* [Data for analysis]
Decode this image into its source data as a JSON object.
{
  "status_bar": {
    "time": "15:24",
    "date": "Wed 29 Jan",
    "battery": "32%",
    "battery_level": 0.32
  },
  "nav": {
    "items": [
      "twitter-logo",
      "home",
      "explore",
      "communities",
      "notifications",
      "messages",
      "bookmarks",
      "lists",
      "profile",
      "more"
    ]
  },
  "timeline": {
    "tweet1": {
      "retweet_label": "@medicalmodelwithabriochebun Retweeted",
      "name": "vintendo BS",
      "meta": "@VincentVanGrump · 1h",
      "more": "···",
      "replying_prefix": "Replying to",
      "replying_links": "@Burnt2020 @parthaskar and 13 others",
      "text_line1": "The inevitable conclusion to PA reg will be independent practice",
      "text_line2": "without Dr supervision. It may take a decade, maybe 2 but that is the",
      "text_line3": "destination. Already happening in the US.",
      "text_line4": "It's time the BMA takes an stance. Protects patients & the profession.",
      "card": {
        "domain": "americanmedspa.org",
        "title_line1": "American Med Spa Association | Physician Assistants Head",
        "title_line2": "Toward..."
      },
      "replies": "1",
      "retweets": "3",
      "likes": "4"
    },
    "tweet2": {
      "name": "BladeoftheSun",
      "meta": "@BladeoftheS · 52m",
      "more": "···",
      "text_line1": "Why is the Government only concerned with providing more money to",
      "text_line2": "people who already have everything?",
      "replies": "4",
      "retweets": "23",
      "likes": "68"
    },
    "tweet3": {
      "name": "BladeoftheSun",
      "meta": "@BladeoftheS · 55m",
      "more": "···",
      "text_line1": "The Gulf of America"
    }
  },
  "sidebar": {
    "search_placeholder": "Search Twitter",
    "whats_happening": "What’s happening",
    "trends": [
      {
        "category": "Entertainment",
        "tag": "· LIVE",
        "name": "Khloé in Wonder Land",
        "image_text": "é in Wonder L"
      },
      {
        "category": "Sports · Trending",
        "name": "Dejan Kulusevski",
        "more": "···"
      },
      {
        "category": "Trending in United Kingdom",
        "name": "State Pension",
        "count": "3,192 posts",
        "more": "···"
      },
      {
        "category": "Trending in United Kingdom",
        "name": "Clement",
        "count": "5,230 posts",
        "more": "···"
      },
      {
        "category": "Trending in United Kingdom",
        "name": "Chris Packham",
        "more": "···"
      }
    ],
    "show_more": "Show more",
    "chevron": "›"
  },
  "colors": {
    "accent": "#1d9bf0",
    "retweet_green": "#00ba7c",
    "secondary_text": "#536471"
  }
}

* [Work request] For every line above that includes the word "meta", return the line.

* [Exercise answer]
      "meta": "@VincentVanGrump · 1h",
      "meta": "@BladeoftheS · 52m",
      "meta": "@BladeoftheS · 55m",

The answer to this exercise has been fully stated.